Nairobi News


Why cash crisis looms at University of Nairobi

By OUMA WANZALA February 16th, 2017 2 min read

There is a looming financial crisis at the University of Nairobi following the decision by the government to reduce its annual funding from Sh6.2 billion in the current financial budget to Sh4.5 starting July 2017.

This is due to the introduction of differenced unit costs (DUC) set to be implemented in July in which funding of public universities will now be based on the cost of running academic programmes instead of the number of students enrolled.

This means universities offering courses such as medicine, dentistry, engineering, architecture and law will receive more cash for tuition compared with those largely offering arts and humanities.

The DUC funding formula is determined by the actual costs of running a programme and ensures universities get realistic financial allocations to fund respective academic programmes.


The University of Nairobi is now warning that the reduction in government funding will lead to staff layoffs, closing of core university programmes and possible shutdown of university operations.

“The implementation of DUC will impact on university budget since it was carried out without university involvement as previously agreed.

“Further, the figures applied for differentiated unit cost did not take into account the university’s input,” states a report by the university.

The report indicates that the university will have a shortfall of Sh1.7 billion per year, which will translate to Sh142 million per month.

“The implications will be inability by the university to fund critical programmes e.g staff costs [of] Sh770 million per month.
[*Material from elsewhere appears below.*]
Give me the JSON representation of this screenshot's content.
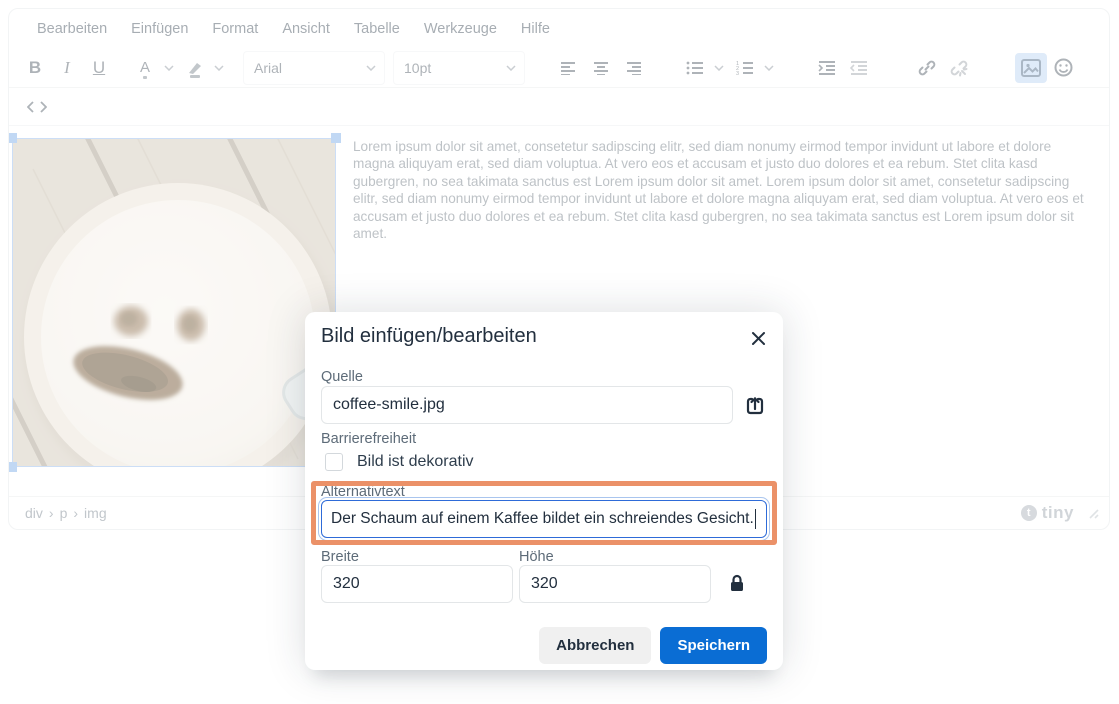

“[There are] expected staff costs shortfall per month of Sh392 million as a consequence and this will lead to possible staff layoffs,” states the report.


The new directive is based on the recommendations of a task force on university funding that was chaired by the vice-chancellor of the Technical University of Kenya, Prof Francis Aduol.

The report established that it costs Sh600,000 to train a dentist, while medicine costs Sh576,000, veterinary medicine Sh468,000, pharmacy Sh432,000 and a general art degree Sh144,000.

Currently, the government allocates a uniform figure of Sh120,000 for every student enrolled in a public university, an allocation that has been in force for more than 20 years.